### Available data
• • • • • • •

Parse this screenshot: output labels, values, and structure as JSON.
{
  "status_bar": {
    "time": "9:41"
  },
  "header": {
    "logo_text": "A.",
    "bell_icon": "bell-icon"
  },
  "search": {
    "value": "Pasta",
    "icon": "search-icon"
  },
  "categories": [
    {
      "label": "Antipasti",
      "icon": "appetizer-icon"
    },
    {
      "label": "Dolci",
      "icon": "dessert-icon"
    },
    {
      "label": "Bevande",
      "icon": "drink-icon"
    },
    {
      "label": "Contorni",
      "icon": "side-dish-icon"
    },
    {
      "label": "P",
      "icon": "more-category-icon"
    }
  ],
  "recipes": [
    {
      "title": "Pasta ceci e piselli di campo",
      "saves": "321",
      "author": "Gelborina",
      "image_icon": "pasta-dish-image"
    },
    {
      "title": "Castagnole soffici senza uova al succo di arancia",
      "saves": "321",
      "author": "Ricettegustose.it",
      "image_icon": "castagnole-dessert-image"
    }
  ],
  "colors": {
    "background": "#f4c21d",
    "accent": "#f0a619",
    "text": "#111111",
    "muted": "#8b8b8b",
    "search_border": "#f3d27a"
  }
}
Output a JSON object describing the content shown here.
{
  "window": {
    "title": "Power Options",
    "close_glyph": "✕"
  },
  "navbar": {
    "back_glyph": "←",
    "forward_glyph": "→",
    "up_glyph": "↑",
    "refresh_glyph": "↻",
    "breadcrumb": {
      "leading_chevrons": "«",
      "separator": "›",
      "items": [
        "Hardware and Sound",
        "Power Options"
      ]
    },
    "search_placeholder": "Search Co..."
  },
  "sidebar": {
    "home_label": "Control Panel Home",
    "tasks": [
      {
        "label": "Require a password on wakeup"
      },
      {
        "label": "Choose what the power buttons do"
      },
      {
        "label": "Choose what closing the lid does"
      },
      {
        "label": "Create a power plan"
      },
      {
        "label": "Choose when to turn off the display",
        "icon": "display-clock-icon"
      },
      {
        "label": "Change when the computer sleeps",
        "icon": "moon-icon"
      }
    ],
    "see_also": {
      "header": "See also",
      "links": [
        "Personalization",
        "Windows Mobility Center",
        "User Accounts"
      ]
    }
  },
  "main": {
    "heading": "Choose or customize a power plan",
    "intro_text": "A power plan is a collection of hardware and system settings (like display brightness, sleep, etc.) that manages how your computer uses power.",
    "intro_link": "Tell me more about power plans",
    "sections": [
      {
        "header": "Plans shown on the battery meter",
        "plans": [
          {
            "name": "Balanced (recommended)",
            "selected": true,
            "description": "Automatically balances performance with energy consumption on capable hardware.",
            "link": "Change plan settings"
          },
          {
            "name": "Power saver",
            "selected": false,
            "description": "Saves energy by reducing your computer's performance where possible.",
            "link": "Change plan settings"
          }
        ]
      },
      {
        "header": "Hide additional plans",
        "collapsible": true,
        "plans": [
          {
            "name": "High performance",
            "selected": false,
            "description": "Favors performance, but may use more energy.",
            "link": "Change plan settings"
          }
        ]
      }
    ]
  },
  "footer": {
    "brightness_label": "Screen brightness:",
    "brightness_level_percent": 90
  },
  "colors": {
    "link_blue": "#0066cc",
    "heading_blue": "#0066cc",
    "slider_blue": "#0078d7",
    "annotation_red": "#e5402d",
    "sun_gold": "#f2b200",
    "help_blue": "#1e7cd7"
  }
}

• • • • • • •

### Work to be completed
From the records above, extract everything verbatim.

### Exercise response
Parse this screenshot: output labels, values, and structure as JSON.
{
  "status_bar": {
    "time": "9:41"
  },
  "header": {
    "logo_text": "A.",
    "bell_icon": "bell-icon"
  },
  "search": {
    "value": "Pasta",
    "icon": "search-icon"
  },
  "categories": [
    {
      "label": "Antipasti",
      "icon": "appetizer-icon"
    },
    {
      "label": "Dolci",
      "icon": "dessert-icon"
    },
    {
      "label": "Bevande",
      "icon": "drink-icon"
    },
    {
      "label": "Contorni",
      "icon": "side-dish-icon"
    },
    {
      "label": "P",
      "icon": "more-category-icon"
    }
  ],
  "recipes": [
    {
      "title": "Pasta ceci e piselli di campo",
      "saves": "321",
      "author": "Gelborina",
      "image_icon": "pasta-dish-image"
    },
    {
      "title": "Castagnole soffici senza uova al succo di arancia",
      "saves": "321",
      "author": "Ricettegustose.it",
      "image_icon": "castagnole-dessert-image"
    }
  ],
  "colors": {
    "background": "#f4c21d",
    "accent": "#f0a619",
    "text": "#111111",
    "muted": "#8b8b8b",
    "search_border": "#f3d27a"
  }
}
Output a JSON object describing the content shown here.
{
  "window": {
    "title": "Power Options",
    "close_glyph": "✕"
  },
  "navbar": {
    "back_glyph": "←",
    "forward_glyph": "→",
    "up_glyph": "↑",
    "refresh_glyph": "↻",
    "breadcrumb": {
      "leading_chevrons": "«",
      "separator": "›",
      "items": [
        "Hardware and Sound",
        "Power Options"
      ]
    },
    "search_placeholder": "Search Co..."
  },
  "sidebar": {
    "home_label": "Control Panel Home",
    "tasks": [
      {
        "label": "Require a password on wakeup"
      },
      {
        "label": "Choose what the power buttons do"
      },
      {
        "label": "Choose what closing the lid does"
      },
      {
        "label": "Create a power plan"
      },
      {
        "label": "Choose when to turn off the display",
        "icon": "display-clock-icon"
      },
      {
        "label": "Change when the computer sleeps",
        "icon": "moon-icon"
      }
    ],
    "see_also": {
      "header": "See also",
      "links": [
        "Personalization",
        "Windows Mobility Center",
        "User Accounts"
      ]
    }
  },
  "main": {
    "heading": "Choose or customize a power plan",
    "intro_text": "A power plan is a collection of hardware and system settings (like display brightness, sleep, etc.) that manages how your computer uses power.",
    "intro_link": "Tell me more about power plans",
    "sections": [
      {
        "header": "Plans shown on the battery meter",
        "plans": [
          {
            "name": "Balanced (recommended)",
            "selected": true,
            "description": "Automatically balances performance with energy consumption on capable hardware.",
            "link": "Change plan settings"
          },
          {
            "name": "Power saver",
            "selected": false,
            "description": "Saves energy by reducing your computer's performance where possible.",
            "link": "Change plan settings"
          }
        ]
      },
      {
        "header": "Hide additional plans",
        "collapsible": true,
        "plans": [
          {
            "name": "High performance",
            "selected": false,
            "description": "Favors performance, but may use more energy.",
            "link": "Change plan settings"
          }
        ]
      }
    ]
  },
  "footer": {
    "brightness_label": "Screen brightness:",
    "brightness_level_percent": 90
  },
  "colors": {
    "link_blue": "#0066cc",
    "heading_blue": "#0066cc",
    "slider_blue": "#0078d7",
    "annotation_red": "#e5402d",
    "sun_gold": "#f2b200",
    "help_blue": "#1e7cd7"
  }
}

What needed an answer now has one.